Nothing ruined my pitch shots more than the clock method of Dave Pelz. All of that chart on the shaft nonsense got me so out of whack.
“Is this a 9 to 10:30 LW, or is it a 7:30 to 9 choked down 1/2″ SW?”
Either way it turned into laying the sod over it into the front bunker.
Using mechanical thoughts to control distance on pitching and chipping is a recipe for disaster. You obviously always want to be accelerating on these short shots and you need to vary your back swing to do so. However, how can you know the exact length of your back swing unless you watch it as you take it away…AWFUL…or have someone sit there and yell clock positions to you…maybe worse.
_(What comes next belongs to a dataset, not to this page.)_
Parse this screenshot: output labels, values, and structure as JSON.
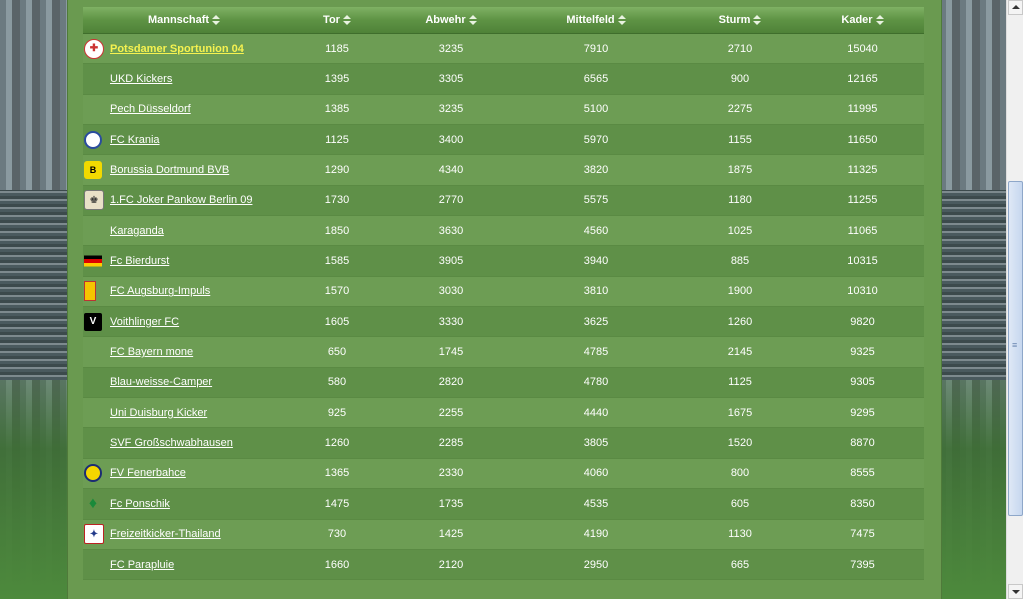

Let me put it this way. Let’s say you are trying to toss a crumpled up piece of paper into the trash can. Do you intellectually measure how far back you are going to swing your arm, how much angle you are going to have in your wrist and how far your arm is going to follow through in order to toss the paper the 8′ 10″ to the basket, that you measured with your tape measure?
If the answer is no, why are you using a laser to find out the pin is 46 yards away and you are going to take it back to 7:43, hit it 73.8% and follow through to 9:23?
How do you know if that swing makes the ball carry 42 yards that it is only going to release 4 yards?
When you throw the paper in the trash, you just kind of swing your arm and toss it about…”that hard.”
Pitches and chips should be done the same way. If you practice a lot, you have developed a feel on how long to swing and how hard to hit these shots. If you don’t practice very much, you have no chance of knowing exactly how to do a 9 to 10:30 swing and how far that is going to go.
So either way, look at the pin and the terrain, grab a club and hit it about…”that hard.”